Print all entries word for word.

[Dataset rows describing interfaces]
↓
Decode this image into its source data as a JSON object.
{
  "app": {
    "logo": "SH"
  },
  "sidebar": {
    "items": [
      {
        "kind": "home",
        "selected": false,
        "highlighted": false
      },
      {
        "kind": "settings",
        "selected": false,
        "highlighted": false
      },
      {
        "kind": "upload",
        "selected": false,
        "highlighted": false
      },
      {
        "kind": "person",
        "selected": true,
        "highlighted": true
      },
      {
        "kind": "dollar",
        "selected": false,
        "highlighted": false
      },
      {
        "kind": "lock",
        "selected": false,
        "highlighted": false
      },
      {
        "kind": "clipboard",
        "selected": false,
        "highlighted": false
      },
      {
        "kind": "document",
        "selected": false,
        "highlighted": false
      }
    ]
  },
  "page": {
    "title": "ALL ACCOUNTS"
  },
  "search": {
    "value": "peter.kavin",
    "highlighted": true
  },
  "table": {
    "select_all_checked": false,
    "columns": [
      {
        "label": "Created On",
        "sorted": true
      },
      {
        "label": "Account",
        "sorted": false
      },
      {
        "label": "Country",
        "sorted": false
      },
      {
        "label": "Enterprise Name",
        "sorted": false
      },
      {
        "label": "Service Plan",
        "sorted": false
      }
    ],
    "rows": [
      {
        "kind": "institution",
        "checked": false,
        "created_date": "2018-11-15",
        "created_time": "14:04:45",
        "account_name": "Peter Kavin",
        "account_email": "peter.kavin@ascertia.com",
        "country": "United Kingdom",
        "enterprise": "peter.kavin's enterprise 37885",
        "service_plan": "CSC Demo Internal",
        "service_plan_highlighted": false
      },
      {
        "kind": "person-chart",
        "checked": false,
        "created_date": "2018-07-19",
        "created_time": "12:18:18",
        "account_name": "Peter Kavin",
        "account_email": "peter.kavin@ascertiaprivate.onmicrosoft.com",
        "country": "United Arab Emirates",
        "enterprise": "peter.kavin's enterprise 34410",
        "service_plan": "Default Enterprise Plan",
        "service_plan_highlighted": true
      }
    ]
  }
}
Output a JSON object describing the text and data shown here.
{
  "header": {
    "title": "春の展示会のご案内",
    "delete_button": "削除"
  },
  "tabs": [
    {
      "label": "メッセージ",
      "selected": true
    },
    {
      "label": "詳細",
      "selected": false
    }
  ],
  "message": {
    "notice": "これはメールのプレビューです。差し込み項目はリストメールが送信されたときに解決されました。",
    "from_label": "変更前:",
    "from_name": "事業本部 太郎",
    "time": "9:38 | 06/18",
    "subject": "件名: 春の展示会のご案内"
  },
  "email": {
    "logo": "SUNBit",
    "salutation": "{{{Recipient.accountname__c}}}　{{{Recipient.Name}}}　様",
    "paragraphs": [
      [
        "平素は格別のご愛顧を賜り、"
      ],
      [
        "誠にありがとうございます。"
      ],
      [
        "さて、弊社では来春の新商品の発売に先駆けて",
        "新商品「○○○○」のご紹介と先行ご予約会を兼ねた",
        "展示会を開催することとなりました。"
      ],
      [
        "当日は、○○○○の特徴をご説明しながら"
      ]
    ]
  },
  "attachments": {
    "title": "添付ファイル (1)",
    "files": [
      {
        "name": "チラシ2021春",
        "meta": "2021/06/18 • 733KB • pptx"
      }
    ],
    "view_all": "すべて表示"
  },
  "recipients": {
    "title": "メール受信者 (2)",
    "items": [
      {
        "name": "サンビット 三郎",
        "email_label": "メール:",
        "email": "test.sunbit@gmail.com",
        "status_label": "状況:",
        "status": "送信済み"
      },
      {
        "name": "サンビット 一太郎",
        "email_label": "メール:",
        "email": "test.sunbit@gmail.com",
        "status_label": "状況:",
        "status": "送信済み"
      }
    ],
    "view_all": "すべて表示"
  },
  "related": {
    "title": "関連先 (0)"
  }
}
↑
* **ANSWER**:
Decode this image into its source data as a JSON object.
{
  "app": {
    "logo": "SH"
  },
  "sidebar": {
    "items": [
      {
        "kind": "home",
        "selected": false,
        "highlighted": false
      },
      {
        "kind": "settings",
        "selected": false,
        "highlighted": false
      },
      {
        "kind": "upload",
        "selected": false,
        "highlighted": false
      },
      {
        "kind": "person",
        "selected": true,
        "highlighted": true
      },
      {
        "kind": "dollar",
        "selected": false,
        "highlighted": false
      },
      {
        "kind": "lock",
        "selected": false,
        "highlighted": false
      },
      {
        "kind": "clipboard",
        "selected": false,
        "highlighted": false
      },
      {
        "kind": "document",
        "selected": false,
        "highlighted": false
      }
    ]
  },
  "page": {
    "title": "ALL ACCOUNTS"
  },
  "search": {
    "value": "peter.kavin",
    "highlighted": true
  },
  "table": {
    "select_all_checked": false,
    "columns": [
      {
        "label": "Created On",
        "sorted": true
      },
      {
        "label": "Account",
        "sorted": false
      },
      {
        "label": "Country",
        "sorted": false
      },
      {
        "label": "Enterprise Name",
        "sorted": false
      },
      {
        "label": "Service Plan",
        "sorted": false
      }
    ],
    "rows": [
      {
        "kind": "institution",
        "checked": false,
        "created_date": "2018-11-15",
        "created_time": "14:04:45",
        "account_name": "Peter Kavin",
        "account_email": "peter.kavin@ascertia.com",
        "country": "United Kingdom",
        "enterprise": "peter.kavin's enterprise 37885",
        "service_plan": "CSC Demo Internal",
        "service_plan_highlighted": false
      },
      {
        "kind": "person-chart",
        "checked": false,
        "created_date": "2018-07-19",
        "created_time": "12:18:18",
        "account_name": "Peter Kavin",
        "account_email": "peter.kavin@ascertiaprivate.onmicrosoft.com",
        "country": "United Arab Emirates",
        "enterprise": "peter.kavin's enterprise 34410",
        "service_plan": "Default Enterprise Plan",
        "service_plan_highlighted": true
      }
    ]
  }
}
Output a JSON object describing the text and data shown here.
{
  "header": {
    "title": "春の展示会のご案内",
    "delete_button": "削除"
  },
  "tabs": [
    {
      "label": "メッセージ",
      "selected": true
    },
    {
      "label": "詳細",
      "selected": false
    }
  ],
  "message": {
    "notice": "これはメールのプレビューです。差し込み項目はリストメールが送信されたときに解決されました。",
    "from_label": "変更前:",
    "from_name": "事業本部 太郎",
    "time": "9:38 | 06/18",
    "subject": "件名: 春の展示会のご案内"
  },
  "email": {
    "logo": "SUNBit",
    "salutation": "{{{Recipient.accountname__c}}}　{{{Recipient.Name}}}　様",
    "paragraphs": [
      [
        "平素は格別のご愛顧を賜り、"
      ],
      [
        "誠にありがとうございます。"
      ],
      [
        "さて、弊社では来春の新商品の発売に先駆けて",
        "新商品「○○○○」のご紹介と先行ご予約会を兼ねた",
        "展示会を開催することとなりました。"
      ],
      [
        "当日は、○○○○の特徴をご説明しながら"
      ]
    ]
  },
  "attachments": {
    "title": "添付ファイル (1)",
    "files": [
      {
        "name": "チラシ2021春",
        "meta": "2021/06/18 • 733KB • pptx"
      }
    ],
    "view_all": "すべて表示"
  },
  "recipients": {
    "title": "メール受信者 (2)",
    "items": [
      {
        "name": "サンビット 三郎",
        "email_label": "メール:",
        "email": "test.sunbit@gmail.com",
        "status_label": "状況:",
        "status": "送信済み"
      },
      {
        "name": "サンビット 一太郎",
        "email_label": "メール:",
        "email": "test.sunbit@gmail.com",
        "status_label": "状況:",
        "status": "送信済み"
      }
    ],
    "view_all": "すべて表示"
  },
  "related": {
    "title": "関連先 (0)"
  }
}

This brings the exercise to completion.